**Work task**. Copy the data verbatim and leave out every picture.

The data START

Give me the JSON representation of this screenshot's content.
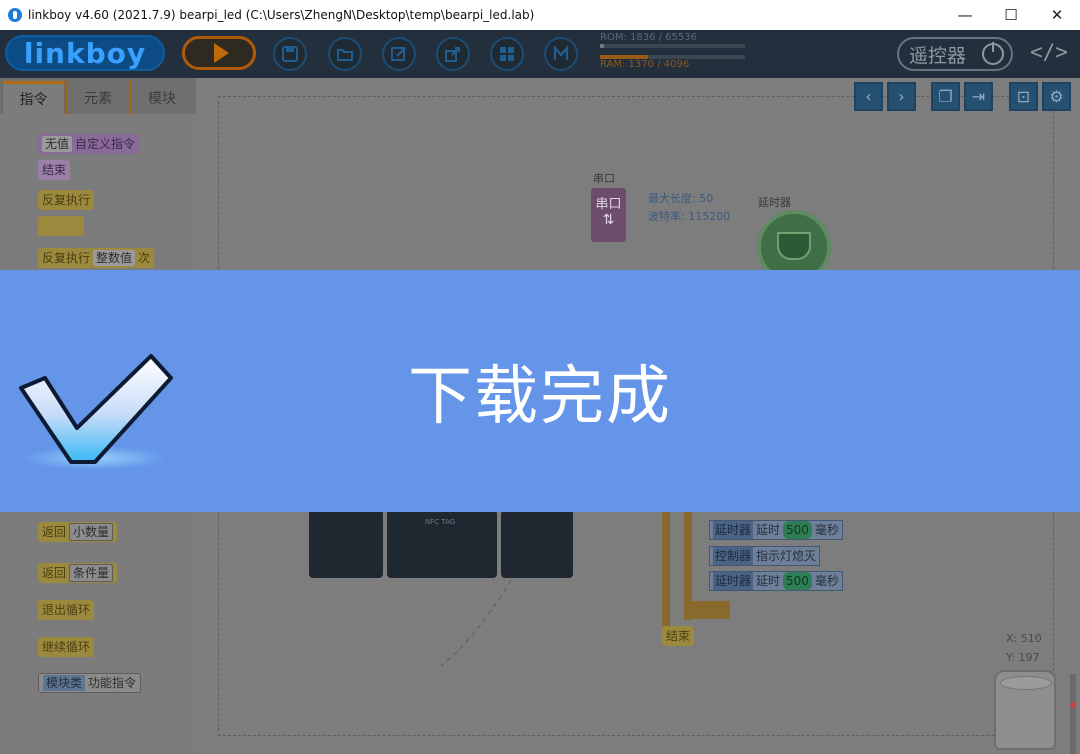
{
  "window": {
    "title": "linkboy v4.60 (2021.7.9) bearpi_led (C:\\Users\\ZhengN\\Desktop\\temp\\bearpi_led.lab)",
    "minimize": "—",
    "maximize": "☐",
    "close": "✕"
  },
  "toolbar": {
    "logo": "linkboy",
    "rom_label": "ROM: 1836 / 65536",
    "ram_label": "RAM: 1370 / 4096",
    "rom_fraction": 0.028,
    "ram_fraction": 0.33,
    "remote_label": "遥控器",
    "code_label": "</>",
    "accent": "#0e5da3",
    "run_color": "#c06a0b"
  },
  "left_panel": {
    "tabs": [
      "指令",
      "元素",
      "模块"
    ],
    "blocks": {
      "none_val": "无值",
      "custom_cmd": "自定义指令",
      "end": "结束",
      "repeat": "反复执行",
      "repeat_n_prefix": "反复执行",
      "repeat_n_slot": "整数值",
      "repeat_n_suffix": "次",
      "return_1": "返回",
      "return_1_slot": "小数量",
      "return_2": "返回",
      "return_2_slot": "条件量",
      "exit_loop": "退出循环",
      "continue_loop": "继续循环",
      "module_class": "模块类",
      "func_cmd": "功能指令"
    }
  },
  "canvas": {
    "uart_label": "串口",
    "uart_title": "串口",
    "uart_max_len": "最大长度: 50",
    "uart_baud": "波特率: 115200",
    "timer_label": "延时器",
    "nfc_label": "NFC TAG",
    "blocks": {
      "r1_tag": "延时器",
      "r1_text": "延时",
      "r1_num": "500",
      "r1_unit": "毫秒",
      "r2_tag": "控制器",
      "r2_text": "指示灯熄灭",
      "r3_tag": "延时器",
      "r3_text": "延时",
      "r3_num": "500",
      "r3_unit": "毫秒",
      "end": "结束"
    },
    "coord_x": "X: 510",
    "coord_y": "Y: 197"
  },
  "banner": {
    "message": "下载完成",
    "background": "#6495e9"
  }
}
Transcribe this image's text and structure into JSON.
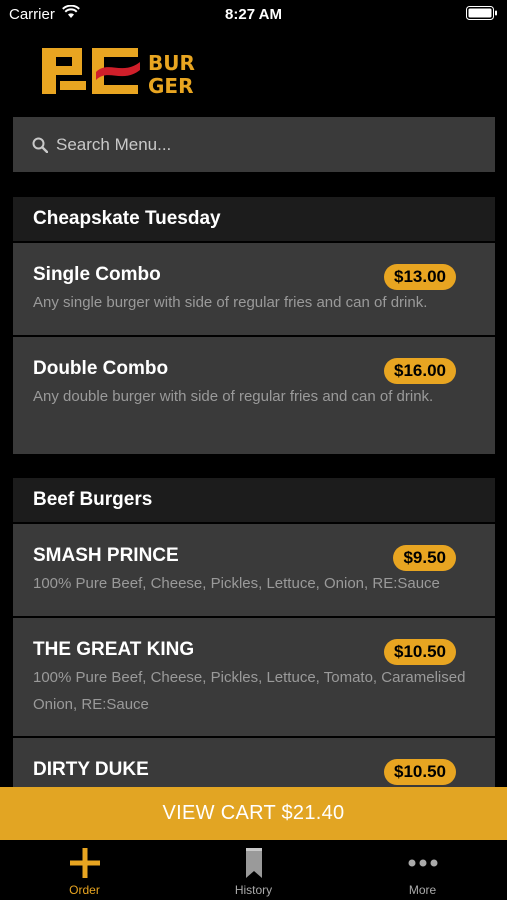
{
  "status_bar": {
    "carrier": "Carrier",
    "time": "8:27 AM"
  },
  "logo": {
    "line1": "BUR",
    "line2": "GER"
  },
  "search": {
    "placeholder": "Search Menu..."
  },
  "sections": [
    {
      "title": "Cheapskate Tuesday",
      "items": [
        {
          "name": "Single Combo",
          "price": "$13.00",
          "description": "Any single burger with side of regular fries and can of drink."
        },
        {
          "name": "Double Combo",
          "price": "$16.00",
          "description": "Any double burger with side of regular fries and can of drink."
        }
      ]
    },
    {
      "title": "Beef Burgers",
      "items": [
        {
          "name": "SMASH PRINCE",
          "price": "$9.50",
          "description": "100% Pure Beef, Cheese, Pickles, Lettuce, Onion, RE:Sauce"
        },
        {
          "name": "THE GREAT KING",
          "price": "$10.50",
          "description": "100% Pure Beef, Cheese, Pickles, Lettuce, Tomato, Caramelised Onion, RE:Sauce"
        },
        {
          "name": "DIRTY DUKE",
          "price": "$10.50",
          "description": ""
        }
      ]
    }
  ],
  "cart": {
    "label": "VIEW CART $21.40"
  },
  "tabs": [
    {
      "label": "Order",
      "icon": "plus-icon",
      "active": true
    },
    {
      "label": "History",
      "icon": "bookmark-icon",
      "active": false
    },
    {
      "label": "More",
      "icon": "more-dots-icon",
      "active": false
    }
  ],
  "colors": {
    "accent": "#E8A521",
    "background": "#000000",
    "card": "#3A3A3A",
    "header": "#1C1C1C"
  }
}
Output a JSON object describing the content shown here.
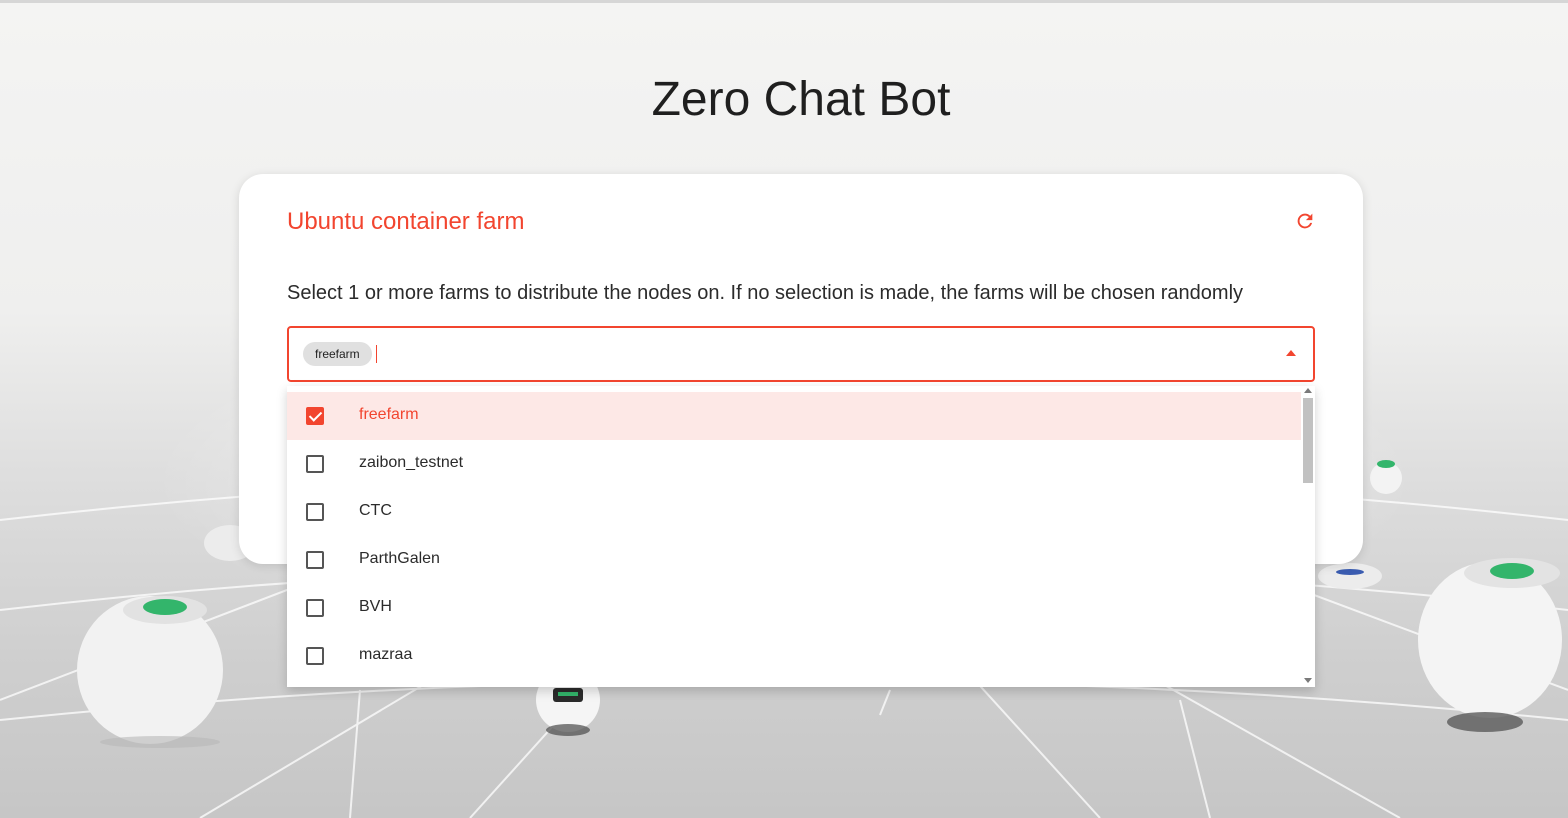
{
  "header": {
    "title": "Zero Chat Bot"
  },
  "card": {
    "title": "Ubuntu container farm",
    "refresh_icon": "refresh-icon",
    "description": "Select 1 or more farms to distribute the nodes on. If no selection is made, the farms will be chosen randomly"
  },
  "select": {
    "chips": [
      "freefarm"
    ],
    "options": [
      {
        "label": "freefarm",
        "checked": true
      },
      {
        "label": "zaibon_testnet",
        "checked": false
      },
      {
        "label": "CTC",
        "checked": false
      },
      {
        "label": "ParthGalen",
        "checked": false
      },
      {
        "label": "BVH",
        "checked": false
      },
      {
        "label": "mazraa",
        "checked": false
      }
    ]
  },
  "colors": {
    "accent": "#f2452f",
    "selected_row": "#fde8e6",
    "text": "#2b2b2b"
  }
}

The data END

**Finished task**.
Give me the JSON representation of this screenshot's content.
{
  "window": {
    "title": "linkboy v4.60 (2021.7.9) bearpi_led (C:\\Users\\ZhengN\\Desktop\\temp\\bearpi_led.lab)",
    "minimize": "—",
    "maximize": "☐",
    "close": "✕"
  },
  "toolbar": {
    "logo": "linkboy",
    "rom_label": "ROM: 1836 / 65536",
    "ram_label": "RAM: 1370 / 4096",
    "rom_fraction": 0.028,
    "ram_fraction": 0.33,
    "remote_label": "遥控器",
    "code_label": "</>",
    "accent": "#0e5da3",
    "run_color": "#c06a0b"
  },
  "left_panel": {
    "tabs": [
      "指令",
      "元素",
      "模块"
    ],
    "blocks": {
      "none_val": "无值",
      "custom_cmd": "自定义指令",
      "end": "结束",
      "repeat": "反复执行",
      "repeat_n_prefix": "反复执行",
      "repeat_n_slot": "整数值",
      "repeat_n_suffix": "次",
      "return_1": "返回",
      "return_1_slot": "小数量",
      "return_2": "返回",
      "return_2_slot": "条件量",
      "exit_loop": "退出循环",
      "continue_loop": "继续循环",
      "module_class": "模块类",
      "func_cmd": "功能指令"
    }
  },
  "canvas": {
    "uart_label": "串口",
    "uart_title": "串口",
    "uart_max_len": "最大长度: 50",
    "uart_baud": "波特率: 115200",
    "timer_label": "延时器",
    "nfc_label": "NFC TAG",
    "blocks": {
      "r1_tag": "延时器",
      "r1_text": "延时",
      "r1_num": "500",
      "r1_unit": "毫秒",
      "r2_tag": "控制器",
      "r2_text": "指示灯熄灭",
      "r3_tag": "延时器",
      "r3_text": "延时",
      "r3_num": "500",
      "r3_unit": "毫秒",
      "end": "结束"
    },
    "coord_x": "X: 510",
    "coord_y": "Y: 197"
  },
  "banner": {
    "message": "下载完成",
    "background": "#6495e9"
  }
}
Transcribe this image's text and structure into JSON.
{
  "status_bar": {
    "carrier": "Carrier",
    "time": "8:27 AM"
  },
  "logo": {
    "line1": "BUR",
    "line2": "GER"
  },
  "search": {
    "placeholder": "Search Menu..."
  },
  "sections": [
    {
      "title": "Cheapskate Tuesday",
      "items": [
        {
          "name": "Single Combo",
          "price": "$13.00",
          "description": "Any single burger with side of regular fries and can of drink."
        },
        {
          "name": "Double Combo",
          "price": "$16.00",
          "description": "Any double burger with side of regular fries and can of drink."
        }
      ]
    },
    {
      "title": "Beef Burgers",
      "items": [
        {
          "name": "SMASH PRINCE",
          "price": "$9.50",
          "description": "100% Pure Beef, Cheese, Pickles, Lettuce, Onion, RE:Sauce"
        },
        {
          "name": "THE GREAT KING",
          "price": "$10.50",
          "description": "100% Pure Beef, Cheese, Pickles, Lettuce, Tomato, Caramelised Onion, RE:Sauce"
        },
        {
          "name": "DIRTY DUKE",
          "price": "$10.50",
          "description": ""
        }
      ]
    }
  ],
  "cart": {
    "label": "VIEW CART $21.40"
  },
  "tabs": [
    {
      "label": "Order",
      "icon": "plus-icon",
      "active": true
    },
    {
      "label": "History",
      "icon": "bookmark-icon",
      "active": false
    },
    {
      "label": "More",
      "icon": "more-dots-icon",
      "active": false
    }
  ],
  "colors": {
    "accent": "#E8A521",
    "background": "#000000",
    "card": "#3A3A3A",
    "header": "#1C1C1C"
  }
}
Output a JSON object describing the content shown here.
{
  "header": {
    "title": "Zero Chat Bot"
  },
  "card": {
    "title": "Ubuntu container farm",
    "refresh_icon": "refresh-icon",
    "description": "Select 1 or more farms to distribute the nodes on. If no selection is made, the farms will be chosen randomly"
  },
  "select": {
    "chips": [
      "freefarm"
    ],
    "options": [
      {
        "label": "freefarm",
        "checked": true
      },
      {
        "label": "zaibon_testnet",
        "checked": false
      },
      {
        "label": "CTC",
        "checked": false
      },
      {
        "label": "ParthGalen",
        "checked": false
      },
      {
        "label": "BVH",
        "checked": false
      },
      {
        "label": "mazraa",
        "checked": false
      }
    ]
  },
  "colors": {
    "accent": "#f2452f",
    "selected_row": "#fde8e6",
    "text": "#2b2b2b"
  }
}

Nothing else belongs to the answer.